It has a professional team with technology expertise and good track record on infrastructure project management and leading public and private companies, attracting VC investors like Lifeline Ventures.
Candela — Sweden
Candela is a Swedish electric boat manufacturer intended to speed up the transition to fossil fuel-free lakes and oceans. Its C-8 boat model has already become the best-selling electric speed boat in Europe (and it actually outsells most internal combustion engine-powered boats in its premium category).
Candela has combined an advanced flight control system with fully submerged hydrofoils, making its boats silently fly above the waves, reducing emissions by 99%. The hydrofoil flight doesn’t just make the ride smoother and quieter, it also reduces the energy requirement by around 80%. That means the boat can get by with a much smaller and less expensive battery, or go farther on the same-sized battery as a conventional electric boat.
Will Wells, venture partner at firstminute capital
Firstminute capital is a London-based VC investing in early-stage European tech companies.
Magway — UK
Magway is an all-electric, zero-emissions, low-footprint, high-capacity delivery system. The Keith Richards of e-transportation. Think of it as a hyperloop for Ocado deliveries, an antidote for congested airport to inner city routes, a hack for predictable depot to depot distribution. I like it because it solves these three pain points — namely the speed, cost and environmental burden of package distribution — in one fell swoop, making it a conceptual unicorn, if nothing else. Expensive to scale but possibly brilliant.
Onomotion — Germany
Berlin-based Onomotion is fast disrupting the inner-city landscape of last mile logistics.

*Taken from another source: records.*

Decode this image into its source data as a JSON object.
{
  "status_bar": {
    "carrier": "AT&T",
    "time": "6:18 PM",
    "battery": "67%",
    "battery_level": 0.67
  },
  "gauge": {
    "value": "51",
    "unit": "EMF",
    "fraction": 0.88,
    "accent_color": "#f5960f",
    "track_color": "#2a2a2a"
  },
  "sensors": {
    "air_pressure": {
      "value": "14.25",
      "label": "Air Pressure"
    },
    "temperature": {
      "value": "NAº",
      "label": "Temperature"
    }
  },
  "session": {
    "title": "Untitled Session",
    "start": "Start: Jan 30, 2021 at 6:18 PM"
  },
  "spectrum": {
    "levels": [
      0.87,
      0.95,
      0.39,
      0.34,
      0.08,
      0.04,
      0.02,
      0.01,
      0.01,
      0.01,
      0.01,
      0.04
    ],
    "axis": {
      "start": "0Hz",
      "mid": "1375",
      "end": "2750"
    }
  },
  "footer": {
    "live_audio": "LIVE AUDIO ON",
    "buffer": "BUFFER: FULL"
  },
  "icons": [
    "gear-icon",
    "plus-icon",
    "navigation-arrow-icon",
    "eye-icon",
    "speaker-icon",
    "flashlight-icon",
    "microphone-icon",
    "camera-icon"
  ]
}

Its elegant three-wheeler solution — a modular electric vehicle — is both fast and environmentally friendly, delivering an attractive payback for customers (think Hermes and UPS).
There is a neat software component, too, making this a more scalable and containerised solution than many other plays in the urban transport stack. In 2021, for the first time in recorded history, the average monthly level of CO2 in the atmosphere exceeded 410 parts per million (ppm). Cities tend to have even higher levels — called "CO2 domes" — leading to dire health consequences, from heart disease to cancer. Eride or die, literally.

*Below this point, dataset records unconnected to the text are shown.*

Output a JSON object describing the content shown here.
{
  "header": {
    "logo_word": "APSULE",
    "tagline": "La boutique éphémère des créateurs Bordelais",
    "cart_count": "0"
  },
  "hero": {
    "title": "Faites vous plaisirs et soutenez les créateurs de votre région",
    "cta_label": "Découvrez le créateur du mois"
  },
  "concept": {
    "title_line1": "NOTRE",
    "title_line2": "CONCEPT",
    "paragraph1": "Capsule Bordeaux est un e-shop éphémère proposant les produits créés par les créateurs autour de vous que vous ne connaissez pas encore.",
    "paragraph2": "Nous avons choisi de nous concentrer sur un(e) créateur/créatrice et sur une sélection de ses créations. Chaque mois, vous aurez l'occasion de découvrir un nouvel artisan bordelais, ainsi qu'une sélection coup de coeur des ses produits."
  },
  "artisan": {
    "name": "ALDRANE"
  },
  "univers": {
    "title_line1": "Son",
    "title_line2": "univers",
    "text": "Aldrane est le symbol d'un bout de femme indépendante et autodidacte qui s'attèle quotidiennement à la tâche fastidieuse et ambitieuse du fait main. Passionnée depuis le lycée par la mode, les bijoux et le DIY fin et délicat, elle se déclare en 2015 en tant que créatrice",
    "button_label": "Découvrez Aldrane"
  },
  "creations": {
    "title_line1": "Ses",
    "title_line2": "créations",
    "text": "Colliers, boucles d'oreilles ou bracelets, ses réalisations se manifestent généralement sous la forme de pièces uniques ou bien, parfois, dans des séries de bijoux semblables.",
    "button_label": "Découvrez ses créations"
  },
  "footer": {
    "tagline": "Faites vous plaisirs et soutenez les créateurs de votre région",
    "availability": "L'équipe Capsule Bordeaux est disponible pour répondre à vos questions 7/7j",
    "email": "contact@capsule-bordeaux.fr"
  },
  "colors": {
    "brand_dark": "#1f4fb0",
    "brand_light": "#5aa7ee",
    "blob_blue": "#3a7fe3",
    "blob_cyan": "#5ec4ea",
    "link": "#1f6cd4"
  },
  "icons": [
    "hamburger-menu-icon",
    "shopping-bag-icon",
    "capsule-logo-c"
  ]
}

ZeroAvia — UK
The oxymoron that threatens every uncompromising, globe-trotting environmentalist has finally been addressed: ZeroAvia. This hydrogen-fueled aviation venture, based in the UK, is a world first in practical zero emissions, initially targeting 20-seat airplanes and replacing ‘dirty’ jet fuel. And with innovative hydrogen storage solutions from the likes of H2Go, this green energy source looks both safe and here to stay. Like H2Go, ZeroAvia is lightning hot in investment terms, possessing one of the best founding teams and cap table combinations in the climate tech space. The last round was led by Horizons Ventures, Breakthrough Energy Ventures, Ecosystem Integrity Fund, Summa Equity, Shell Ventures, and SYSTEMIQ. Place your bets that Leonardo Di Caprio’s trip to COP29 will be on a ZeroAvia powered United Airlines flight.